Thesis (M.S., Mechanical Engineering) -- University of Idaho, December 2014 | The phenomena of creep and fatigue have each been thoroughly studied. More recently, attempts have been made to predict the damage evolution in engineering materials due to combined creep and fatigue loading, but these formulations have been strictly empirical and have not been used successfully outside of a narrow set of conditions. This work proposes a new creep-fatigue crack growth model based on constitutive creep equations (adjusted to experimental data) and Paris law fatigue crack growth. Predictions from this model are compared to experimental data in two steels: modified 9Cr-1Mo steel and AISI 316L stainless steel.
Modified 9Cr-1Mo steel is a high-strength steel used in the construction of pressure vessels and piping for nuclear and conventional power plants, especially for high temperature applications. Creep-fatigue and pure creep experimental data from the literature are compared to model predictions, and they show good agreement.
Material constants for the constitutive creep model are obtained for AISI 316L stainless steel, an alloy steel widely used for temperature and corrosion resistance for such components as exhaust manifolds, furnace parts, heat exchangers and jet engine parts. Model predictions are compared to pure creep experimental data, with satisfactory results.

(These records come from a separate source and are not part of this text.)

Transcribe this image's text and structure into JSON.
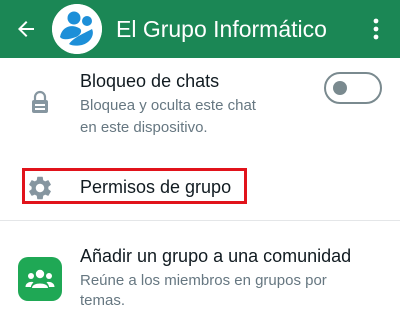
{
  "header": {
    "title": "El Grupo Informático",
    "back_icon": "arrow-left-icon",
    "more_icon": "more-vert-icon",
    "background_color": "#1b8755"
  },
  "settings": {
    "chat_lock": {
      "title": "Bloqueo de chats",
      "subtitle_line1": "Bloquea y oculta este chat",
      "subtitle_line2": "en este dispositivo.",
      "icon": "lock-icon",
      "toggle_on": false
    },
    "group_permissions": {
      "title": "Permisos de grupo",
      "icon": "gear-icon",
      "highlight_color": "#e1131b"
    },
    "add_to_community": {
      "title": "Añadir un grupo a una comunidad",
      "subtitle_line1": "Reúne a los miembros en grupos por",
      "subtitle_line2": "temas.",
      "icon": "community-icon",
      "icon_color": "#1fa855"
    }
  }
}
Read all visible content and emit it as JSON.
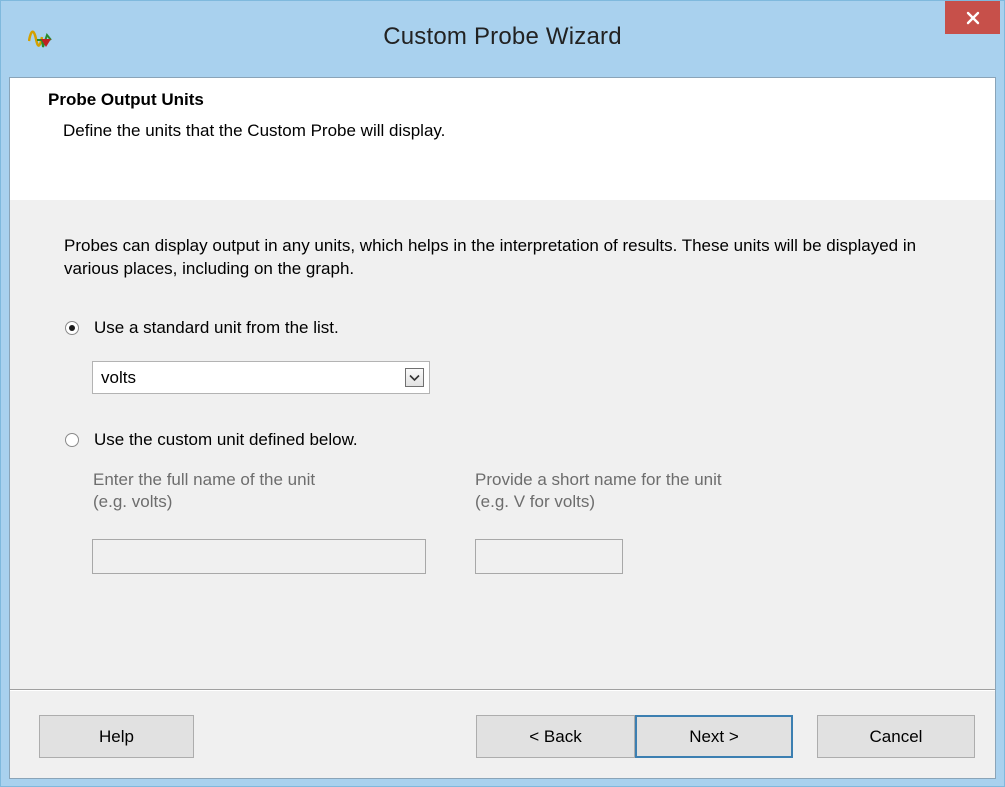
{
  "window": {
    "title": "Custom Probe Wizard",
    "close_glyph": "✕",
    "accent": "#a9d1ee",
    "close_color": "#c7504a"
  },
  "header": {
    "title": "Probe Output Units",
    "subtitle": "Define the units that the Custom Probe will display."
  },
  "body": {
    "description": "Probes can display output in any units, which helps in the interpretation of results. These units will be displayed in various places, including on the graph.",
    "option_standard": {
      "label": "Use a standard unit from the list.",
      "selected": true
    },
    "unit_dropdown": {
      "value": "volts"
    },
    "option_custom": {
      "label": "Use the custom unit defined below.",
      "selected": false
    },
    "full_name": {
      "label_line1": "Enter the full name of the unit",
      "label_line2": "(e.g. volts)",
      "value": ""
    },
    "short_name": {
      "label_line1": "Provide a short name for the unit",
      "label_line2": "(e.g. V for volts)",
      "value": ""
    }
  },
  "footer": {
    "help": "Help",
    "back": "< Back",
    "next": "Next >",
    "cancel": "Cancel"
  }
}
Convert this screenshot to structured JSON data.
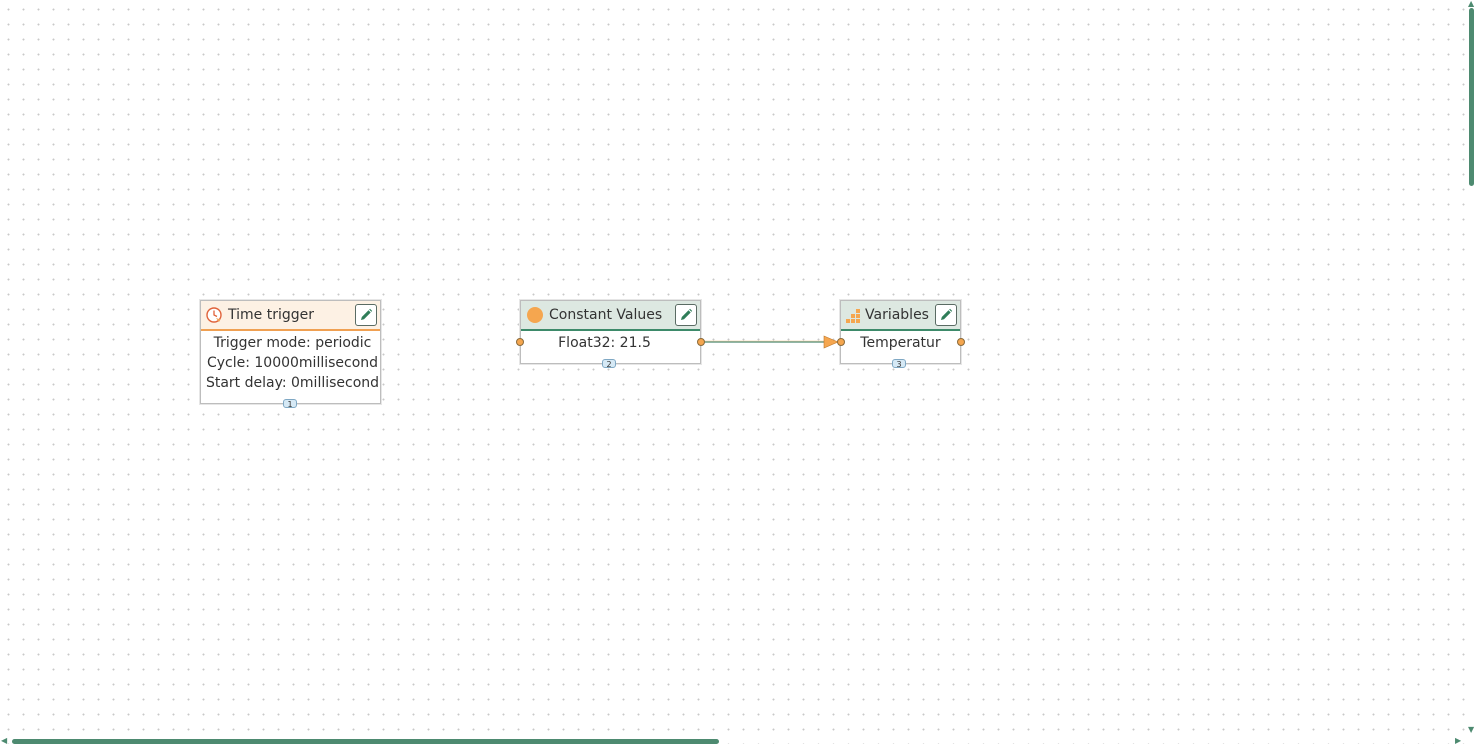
{
  "nodes": [
    {
      "badge": "1",
      "title": "Time trigger",
      "icon": "clock-icon",
      "lines": [
        "Trigger mode: periodic",
        "Cycle: 10000millisecond",
        "Start delay: 0millisecond"
      ]
    },
    {
      "badge": "2",
      "title": "Constant Values",
      "icon": "circle-icon",
      "lines": [
        "Float32: 21.5"
      ]
    },
    {
      "badge": "3",
      "title": "Variables",
      "icon": "bar-steps-icon",
      "lines": [
        "Temperatur"
      ]
    }
  ],
  "connections": [
    {
      "from": "2",
      "to": "3"
    }
  ],
  "colors": {
    "accent_green": "#3d8a6a",
    "accent_orange": "#f0a052",
    "port": "#f5a64f"
  }
}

Assumptions and constraints inherent in the implementation of the present model are examined. They include: spatial discretization, similitude, plane stress constraint and linear elasticity. It is shown that the implementation of the present model had a non-trivial impact on the model solutions in 316L stainless steel, especially the spatial discretization.

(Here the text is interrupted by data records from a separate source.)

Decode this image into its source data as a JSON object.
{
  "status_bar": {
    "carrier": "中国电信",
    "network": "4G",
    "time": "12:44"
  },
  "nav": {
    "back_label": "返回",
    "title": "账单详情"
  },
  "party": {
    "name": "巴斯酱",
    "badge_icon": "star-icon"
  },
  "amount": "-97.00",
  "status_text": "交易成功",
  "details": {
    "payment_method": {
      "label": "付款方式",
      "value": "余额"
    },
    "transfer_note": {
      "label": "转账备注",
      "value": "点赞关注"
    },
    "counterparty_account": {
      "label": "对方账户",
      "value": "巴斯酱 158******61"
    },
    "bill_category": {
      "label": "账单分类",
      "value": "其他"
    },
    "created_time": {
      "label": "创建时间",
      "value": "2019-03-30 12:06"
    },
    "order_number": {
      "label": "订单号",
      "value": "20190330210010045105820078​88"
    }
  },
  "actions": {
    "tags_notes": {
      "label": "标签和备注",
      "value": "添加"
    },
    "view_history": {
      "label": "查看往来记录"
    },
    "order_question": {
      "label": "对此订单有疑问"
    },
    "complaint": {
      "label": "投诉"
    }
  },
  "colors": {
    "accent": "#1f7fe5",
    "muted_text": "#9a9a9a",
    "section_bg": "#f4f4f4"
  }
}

Based on these studies, the following conclusions are drawn:
1. The constitutive creep model consistently performs better than the Nikbin, Smith and Webster (NSW) model for predicting creep and creep-fatigue crack extension.

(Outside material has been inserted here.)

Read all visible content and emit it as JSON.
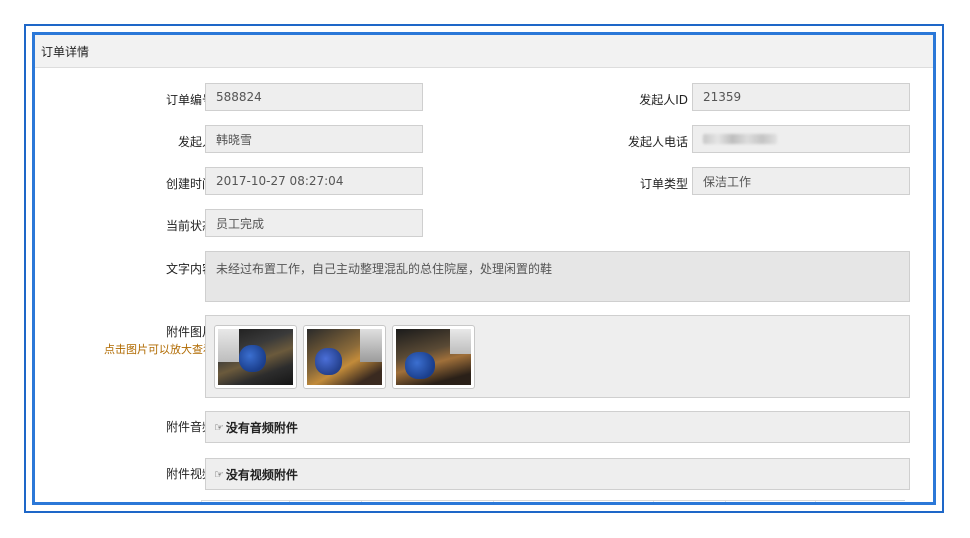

2. Given a database of uniaxial creep test data, a constitutive material model such as the one developed for modified 9Cr-1Mo can be developed for other materials.
3. Due to the assumptions used to develop the strip-yield model, model predictions are expected to show some scatter, especially in some situations.
Several areas of future research are proposed from these conclusions:
1. Alternative methods for predicting fatigue crack growth, especially a constitutive fatigue crack growth model,
2. Continued development of new material models and refinement the existing ones, and
3. Implementation of the present creep-fatigue model as a user-defined subroutine in a finite element solver.